RECORDS SHOWN ->
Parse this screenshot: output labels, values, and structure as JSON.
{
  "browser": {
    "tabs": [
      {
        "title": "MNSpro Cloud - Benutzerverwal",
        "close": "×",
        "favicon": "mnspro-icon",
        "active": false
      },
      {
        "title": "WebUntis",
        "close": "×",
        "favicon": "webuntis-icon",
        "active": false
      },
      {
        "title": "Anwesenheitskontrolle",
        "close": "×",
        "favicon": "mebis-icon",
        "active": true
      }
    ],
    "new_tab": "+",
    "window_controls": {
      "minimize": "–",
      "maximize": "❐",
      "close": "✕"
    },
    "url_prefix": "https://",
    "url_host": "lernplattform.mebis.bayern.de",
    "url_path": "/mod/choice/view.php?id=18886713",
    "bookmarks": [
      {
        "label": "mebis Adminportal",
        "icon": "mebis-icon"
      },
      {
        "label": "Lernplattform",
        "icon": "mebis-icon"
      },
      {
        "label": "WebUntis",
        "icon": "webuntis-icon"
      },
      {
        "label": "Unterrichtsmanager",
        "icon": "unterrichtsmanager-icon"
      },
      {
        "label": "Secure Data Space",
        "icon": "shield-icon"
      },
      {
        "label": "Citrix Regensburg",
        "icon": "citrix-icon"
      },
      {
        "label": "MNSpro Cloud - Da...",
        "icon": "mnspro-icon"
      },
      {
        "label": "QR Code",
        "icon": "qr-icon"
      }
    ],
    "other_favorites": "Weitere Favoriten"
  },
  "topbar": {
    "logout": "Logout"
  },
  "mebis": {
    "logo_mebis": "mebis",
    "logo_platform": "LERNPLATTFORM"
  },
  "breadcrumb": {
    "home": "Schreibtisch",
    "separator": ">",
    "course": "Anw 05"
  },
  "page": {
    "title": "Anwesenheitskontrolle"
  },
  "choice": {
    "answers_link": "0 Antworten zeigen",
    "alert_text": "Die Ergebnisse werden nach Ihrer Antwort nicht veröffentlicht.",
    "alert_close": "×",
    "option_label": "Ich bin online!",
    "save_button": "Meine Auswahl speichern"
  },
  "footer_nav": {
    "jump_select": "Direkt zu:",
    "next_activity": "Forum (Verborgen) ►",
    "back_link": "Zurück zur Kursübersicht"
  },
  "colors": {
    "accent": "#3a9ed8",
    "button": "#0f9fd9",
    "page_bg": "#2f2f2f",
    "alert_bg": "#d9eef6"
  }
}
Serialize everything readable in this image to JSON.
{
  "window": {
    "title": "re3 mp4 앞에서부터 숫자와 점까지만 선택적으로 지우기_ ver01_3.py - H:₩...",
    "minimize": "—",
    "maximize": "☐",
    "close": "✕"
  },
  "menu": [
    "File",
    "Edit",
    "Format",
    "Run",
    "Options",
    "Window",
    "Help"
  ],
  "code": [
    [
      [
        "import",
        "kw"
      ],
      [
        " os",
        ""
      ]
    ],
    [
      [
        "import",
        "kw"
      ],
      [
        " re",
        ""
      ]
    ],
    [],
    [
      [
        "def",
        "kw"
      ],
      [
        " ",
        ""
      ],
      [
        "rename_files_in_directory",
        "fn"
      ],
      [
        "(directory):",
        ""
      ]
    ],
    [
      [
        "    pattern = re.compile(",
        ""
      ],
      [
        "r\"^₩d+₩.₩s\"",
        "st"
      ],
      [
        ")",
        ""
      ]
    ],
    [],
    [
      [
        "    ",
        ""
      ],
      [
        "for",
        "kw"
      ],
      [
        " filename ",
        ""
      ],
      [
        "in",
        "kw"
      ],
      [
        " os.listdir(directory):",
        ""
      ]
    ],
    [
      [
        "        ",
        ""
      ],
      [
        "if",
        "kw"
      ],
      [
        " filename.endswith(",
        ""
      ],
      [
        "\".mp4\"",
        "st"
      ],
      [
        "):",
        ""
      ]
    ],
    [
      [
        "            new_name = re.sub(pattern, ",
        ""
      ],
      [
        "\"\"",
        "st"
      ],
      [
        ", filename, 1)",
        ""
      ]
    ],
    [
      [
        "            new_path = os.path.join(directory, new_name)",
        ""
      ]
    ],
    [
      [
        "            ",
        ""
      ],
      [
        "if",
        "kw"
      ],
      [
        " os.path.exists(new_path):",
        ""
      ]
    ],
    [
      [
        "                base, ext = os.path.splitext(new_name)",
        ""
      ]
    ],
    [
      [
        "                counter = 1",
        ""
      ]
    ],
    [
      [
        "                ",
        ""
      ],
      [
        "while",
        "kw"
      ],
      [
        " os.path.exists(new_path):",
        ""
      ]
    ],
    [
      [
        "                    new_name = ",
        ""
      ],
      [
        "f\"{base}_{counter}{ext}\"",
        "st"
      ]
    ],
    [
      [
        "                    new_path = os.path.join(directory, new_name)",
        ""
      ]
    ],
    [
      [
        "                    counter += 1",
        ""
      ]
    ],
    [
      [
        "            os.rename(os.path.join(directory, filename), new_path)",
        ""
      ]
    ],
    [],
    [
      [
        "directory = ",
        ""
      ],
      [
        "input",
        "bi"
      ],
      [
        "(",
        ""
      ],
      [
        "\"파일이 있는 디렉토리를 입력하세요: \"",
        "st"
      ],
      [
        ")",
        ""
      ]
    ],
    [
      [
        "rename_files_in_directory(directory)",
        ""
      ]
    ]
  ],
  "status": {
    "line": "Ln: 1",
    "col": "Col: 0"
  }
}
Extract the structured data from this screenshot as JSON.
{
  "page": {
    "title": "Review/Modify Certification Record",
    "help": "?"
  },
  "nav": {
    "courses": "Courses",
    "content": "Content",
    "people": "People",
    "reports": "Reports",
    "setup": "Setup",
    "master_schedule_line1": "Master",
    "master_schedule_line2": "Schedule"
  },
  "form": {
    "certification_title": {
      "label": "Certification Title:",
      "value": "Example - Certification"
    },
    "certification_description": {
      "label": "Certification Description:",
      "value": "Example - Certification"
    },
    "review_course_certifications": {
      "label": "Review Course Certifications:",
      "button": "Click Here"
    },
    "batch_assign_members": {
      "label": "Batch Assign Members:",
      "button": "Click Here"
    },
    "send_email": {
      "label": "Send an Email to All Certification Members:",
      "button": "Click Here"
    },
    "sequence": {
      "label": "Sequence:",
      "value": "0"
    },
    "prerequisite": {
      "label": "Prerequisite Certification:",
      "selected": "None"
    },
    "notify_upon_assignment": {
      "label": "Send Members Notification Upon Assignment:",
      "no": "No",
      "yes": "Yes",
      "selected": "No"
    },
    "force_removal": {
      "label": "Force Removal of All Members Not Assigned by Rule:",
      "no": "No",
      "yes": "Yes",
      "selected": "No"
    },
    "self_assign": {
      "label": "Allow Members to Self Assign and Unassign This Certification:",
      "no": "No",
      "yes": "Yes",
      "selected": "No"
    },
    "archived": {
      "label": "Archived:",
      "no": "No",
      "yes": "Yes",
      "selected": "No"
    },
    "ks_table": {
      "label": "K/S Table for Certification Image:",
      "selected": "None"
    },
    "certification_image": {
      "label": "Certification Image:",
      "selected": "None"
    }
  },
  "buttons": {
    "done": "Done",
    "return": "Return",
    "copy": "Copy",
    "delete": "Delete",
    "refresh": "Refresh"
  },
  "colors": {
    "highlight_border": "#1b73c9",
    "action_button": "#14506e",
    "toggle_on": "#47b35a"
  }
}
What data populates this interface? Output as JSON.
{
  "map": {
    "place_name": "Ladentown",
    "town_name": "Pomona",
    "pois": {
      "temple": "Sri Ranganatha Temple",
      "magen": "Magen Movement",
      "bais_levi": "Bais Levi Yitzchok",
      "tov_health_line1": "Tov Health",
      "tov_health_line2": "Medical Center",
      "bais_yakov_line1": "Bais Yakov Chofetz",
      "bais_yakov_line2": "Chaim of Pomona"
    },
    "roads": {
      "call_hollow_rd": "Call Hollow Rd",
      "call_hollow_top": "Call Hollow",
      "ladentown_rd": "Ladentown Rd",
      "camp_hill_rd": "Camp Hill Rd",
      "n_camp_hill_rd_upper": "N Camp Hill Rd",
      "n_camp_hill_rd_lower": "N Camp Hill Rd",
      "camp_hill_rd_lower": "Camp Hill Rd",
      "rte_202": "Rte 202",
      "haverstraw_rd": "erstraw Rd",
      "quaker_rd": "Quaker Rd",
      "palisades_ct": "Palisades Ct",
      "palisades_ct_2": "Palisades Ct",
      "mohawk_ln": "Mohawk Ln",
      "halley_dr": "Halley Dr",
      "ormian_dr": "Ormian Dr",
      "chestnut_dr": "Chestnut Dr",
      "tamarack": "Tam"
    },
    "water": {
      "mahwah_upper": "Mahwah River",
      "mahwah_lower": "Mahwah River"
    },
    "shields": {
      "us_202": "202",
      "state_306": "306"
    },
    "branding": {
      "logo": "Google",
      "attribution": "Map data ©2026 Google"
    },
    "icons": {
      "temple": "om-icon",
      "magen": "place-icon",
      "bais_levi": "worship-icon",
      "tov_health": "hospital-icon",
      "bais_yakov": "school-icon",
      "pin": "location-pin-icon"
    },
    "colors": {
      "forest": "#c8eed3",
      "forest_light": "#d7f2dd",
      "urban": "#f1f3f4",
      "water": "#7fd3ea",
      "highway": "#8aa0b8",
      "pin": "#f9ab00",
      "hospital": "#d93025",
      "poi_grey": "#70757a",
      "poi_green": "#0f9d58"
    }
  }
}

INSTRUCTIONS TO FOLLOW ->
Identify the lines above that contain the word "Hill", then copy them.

RESULT OF THIS TASK ->
      "camp_hill_rd": "Camp Hill Rd",
      "n_camp_hill_rd_upper": "N Camp Hill Rd",
      "n_camp_hill_rd_lower": "N Camp Hill Rd",
      "camp_hill_rd_lower": "Camp Hill Rd",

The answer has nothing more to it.